Running errands or grocery shopping with your little one is probably going to take longer than one on your own. Accepting this will help you be more tolerant and flexible. Young children’s concept of time and their ability to control their emotions aren’t fully developed; there will be times when their feelings overwhelm them. Do your best not to let them overwhelm you! Here are few tips for your toolbox:
1. Tend to the basics. Make sure your child isn’t hungry or thirsty during your grocery shopping trip. Offer a small snack and a drink beforehand if needed.
2. Have a plan. Before exiting the car, discuss your plan. Say things such as, “Today, we are going to buy only the things on our list,” or, “You may choose one treat: carrots with ranch dressing or stickers. Which one would you like?” Make the conversation brief. This will help limit (not necessarily eliminate) many last-minute requests.
3. Offer your child a small clipboard and colorful pencils soon after you arrive. Use these to play tic-tac-toe or so that your child can draw pictures of things she or he sees.
4. Make them your assistant. Invite your child to help you find items on your list, so that they have more buy-in.
5. Prepare a “surprise bag,” and take it out when you see your child starting to squirm.

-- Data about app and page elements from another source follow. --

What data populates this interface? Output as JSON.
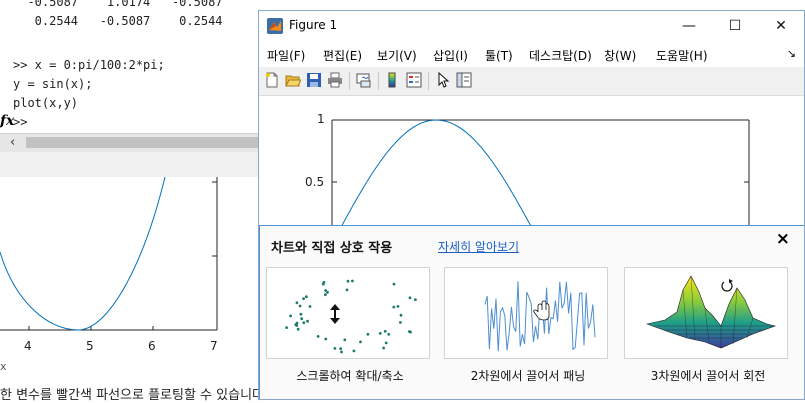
{
  "command_window": {
    "output_rows": [
      "  -0.5087    1.0174   -0.5087",
      "   0.2544   -0.5087    0.2544"
    ],
    "code_lines": [
      ">> x = 0:pi/100:2*pi;",
      "y = sin(x);",
      "plot(x,y)",
      ">>"
    ],
    "fx_symbol": "fx"
  },
  "background_plot": {
    "x_ticks": [
      "4",
      "5",
      "6",
      "7"
    ],
    "x_label": "x",
    "caption": "한 변수를 빨간색 파선으로 플로팅할 수 있습니다"
  },
  "figure": {
    "title": "Figure 1",
    "menu": [
      "파일(F)",
      "편집(E)",
      "보기(V)",
      "삽입(I)",
      "툴(T)",
      "데스크탑(D)",
      "창(W)",
      "도움말(H)"
    ],
    "window_buttons": [
      "—",
      "☐",
      "✕"
    ],
    "toolbar_icons": [
      "new-figure-icon",
      "open-file-icon",
      "save-icon",
      "print-icon",
      "link-plot-icon",
      "colorbar-icon",
      "legend-icon",
      "edit-plot-icon",
      "property-inspector-icon"
    ]
  },
  "chart_data": {
    "type": "line",
    "function": "y = sin(x)",
    "x_range": [
      0,
      6.2832
    ],
    "y_ticks": [
      "1",
      "0.5"
    ],
    "line_color": "#0072BD"
  },
  "interaction_panel": {
    "title": "차트와 직접 상호 작용",
    "learn_more_link": "자세히 알아보기",
    "close_label": "×",
    "cards": [
      {
        "caption": "스크롤하여 확대/축소"
      },
      {
        "caption": "2차원에서 끌어서 패닝"
      },
      {
        "caption": "3차원에서 끌어서 회전"
      }
    ]
  }
}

There is no need to spend a lot on the items: pipe cleaners, Wiki-Stix, stickers, old Christmas cards, toys that come as prizes with other purchases, crayons or shaker eggs can do the trick. Mix up the contents so that there are new finds each time you shop.
6. Follow through with what you say. If you’ve said no to a toy, don’t cave. Name your child’s emotion with a statement such as, “I can see that you are disappointed, but we are not buying that today.” Then, continue with your shopping.

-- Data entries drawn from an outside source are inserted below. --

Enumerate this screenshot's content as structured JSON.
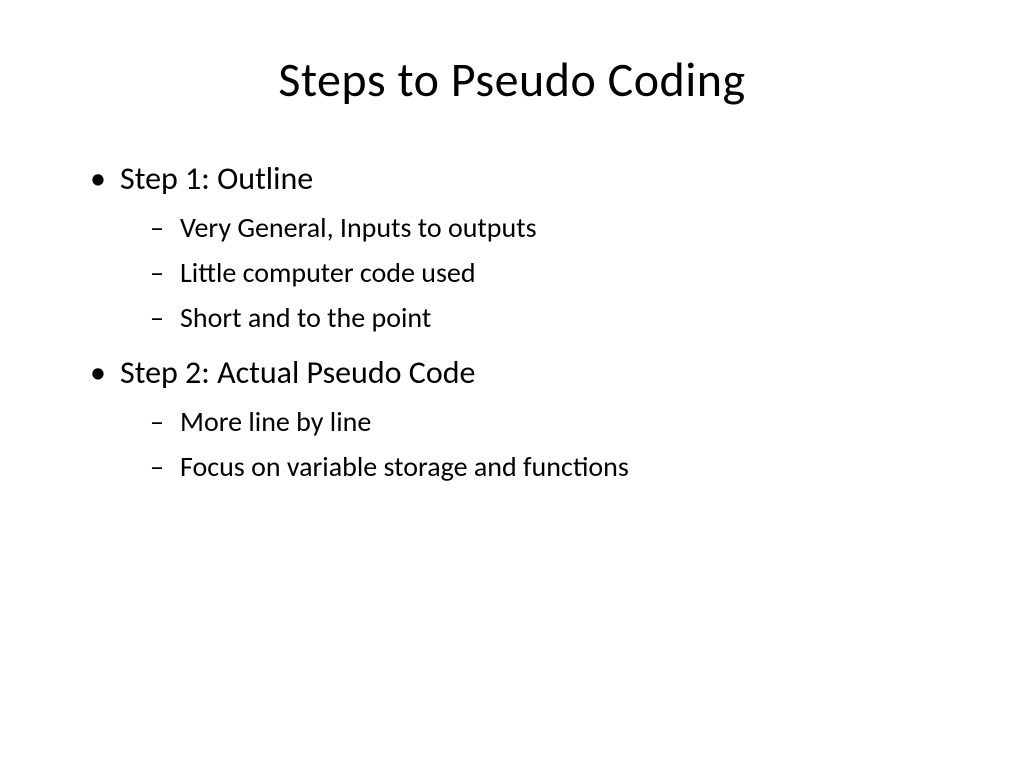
{
  "title": "Steps to Pseudo Coding",
  "bullets": [
    {
      "label": "Step 1: Outline",
      "children": [
        "Very General, Inputs to outputs",
        "Little computer code used",
        "Short and to the point"
      ]
    },
    {
      "label": "Step 2: Actual Pseudo Code",
      "children": [
        "More line by line",
        "Focus on variable storage and functions"
      ]
    }
  ]
}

7. Breathe, and don’t let your child’s upsets become your upset. If your child becomes upset or noisy and a fellow shopper gives you an unkind look, ignore it. I’m confident that if they are a parent, they have been there themselves.
8. Promote patience by modeling it. Acknowledge that waiting in line at the checkout can be boring. Share something like, “I don’t love waiting in line either. Let’s think of something to do until it is our turn. I wonder how many things we can find that are red!”
Try to start with short trips, if possible, and take in to account your child’s age and personality. Every child is different. Errands and waiting are realities in our lives, but practice will help them learn to make the best of them.
Susan Rudich, M.Ed is an early childhood educator, parenting coach and adjunct professor focussing on child development. In addition, Susan is a fellow of the Simms Mann Institute’s First 36 Project. The Project cohort studies the latest in human development theories and neuroscience as they relate to children ages 0-36 months. Susan can be reached at firstname.lastname@example.org or email@example.com.